Cassandra’s rosary is draped over a statue of the Virgin Mary, standing in the dirt in front of the granite headstone. He doesn’t really believe she’s here on this hill in the Wilson Family Cemetery. It’s just seems to him this is the closest spot he can get to heaven. “The Catholic Church used to say you can’t go to heaven if you kill yourself. Now they don’t, though. And she was just a little 15-year-old girl who made a mistake. There’s all that stupid stuff you learn around here, too, all the peer pressure, the drinking and the drugging …”
He takes off his ball cap. Delane knows what’s coming next. They reach for each other’s hand.

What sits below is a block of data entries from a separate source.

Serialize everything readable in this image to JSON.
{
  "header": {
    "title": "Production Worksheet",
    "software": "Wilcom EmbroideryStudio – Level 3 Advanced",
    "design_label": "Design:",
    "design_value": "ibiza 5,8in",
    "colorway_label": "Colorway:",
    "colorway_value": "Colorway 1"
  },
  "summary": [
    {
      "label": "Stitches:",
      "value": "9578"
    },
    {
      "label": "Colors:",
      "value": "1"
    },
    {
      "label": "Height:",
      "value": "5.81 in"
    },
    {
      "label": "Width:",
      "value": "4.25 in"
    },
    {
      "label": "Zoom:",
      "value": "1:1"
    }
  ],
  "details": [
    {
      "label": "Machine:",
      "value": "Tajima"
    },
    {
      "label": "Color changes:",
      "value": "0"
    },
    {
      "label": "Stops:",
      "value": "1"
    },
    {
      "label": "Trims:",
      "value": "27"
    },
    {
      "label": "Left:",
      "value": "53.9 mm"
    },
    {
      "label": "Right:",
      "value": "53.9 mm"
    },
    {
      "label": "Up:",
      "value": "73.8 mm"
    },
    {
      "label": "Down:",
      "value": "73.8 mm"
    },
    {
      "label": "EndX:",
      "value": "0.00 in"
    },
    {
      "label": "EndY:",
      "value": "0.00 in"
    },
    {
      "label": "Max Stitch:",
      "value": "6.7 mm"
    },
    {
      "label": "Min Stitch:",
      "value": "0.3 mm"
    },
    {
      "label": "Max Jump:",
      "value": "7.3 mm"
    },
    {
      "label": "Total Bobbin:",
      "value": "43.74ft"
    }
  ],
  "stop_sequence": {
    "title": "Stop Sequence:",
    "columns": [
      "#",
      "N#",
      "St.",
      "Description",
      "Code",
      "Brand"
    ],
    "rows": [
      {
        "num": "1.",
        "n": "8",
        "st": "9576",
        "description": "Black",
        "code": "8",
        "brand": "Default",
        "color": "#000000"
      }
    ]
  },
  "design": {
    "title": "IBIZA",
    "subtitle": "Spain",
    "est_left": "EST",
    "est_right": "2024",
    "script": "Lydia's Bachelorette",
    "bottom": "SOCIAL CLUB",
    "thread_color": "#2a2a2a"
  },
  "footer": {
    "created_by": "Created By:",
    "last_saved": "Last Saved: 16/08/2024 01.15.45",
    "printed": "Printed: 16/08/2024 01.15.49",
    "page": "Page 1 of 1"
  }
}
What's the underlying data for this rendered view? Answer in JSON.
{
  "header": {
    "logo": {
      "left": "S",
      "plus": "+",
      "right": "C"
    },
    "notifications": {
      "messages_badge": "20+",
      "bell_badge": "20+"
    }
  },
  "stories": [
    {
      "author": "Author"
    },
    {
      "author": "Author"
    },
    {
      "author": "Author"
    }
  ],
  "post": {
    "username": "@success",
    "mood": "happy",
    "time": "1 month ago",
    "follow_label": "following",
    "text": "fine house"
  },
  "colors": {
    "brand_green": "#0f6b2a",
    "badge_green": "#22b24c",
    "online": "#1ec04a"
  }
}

They say a Hail Mary. An Our Father. “Cassandra, I hope you can come down and help your mom out tomorrow. Maybe you can talk to her, get her to come home …” Alex should be finished with his horse chores and waiting for them by now. So Dale and his friend walk down the hill, along a rutted dirt lane that leads to the little white house. Just weeds in the garden now, he says, pausing halfway down the hill, but boy, it used to be big.http://www.journalstar.com/articles/2007/04/13/special_reports/whiteclay/p2/doc42867b0bf1ed4217018423.txt
. Cassandra Jade Pine
was born in 1983. She died in December, 1998. She was buried after December, 1998 at Wilson Family Cemetery, Pine Ridge, Shannon Co., South Dakota, USA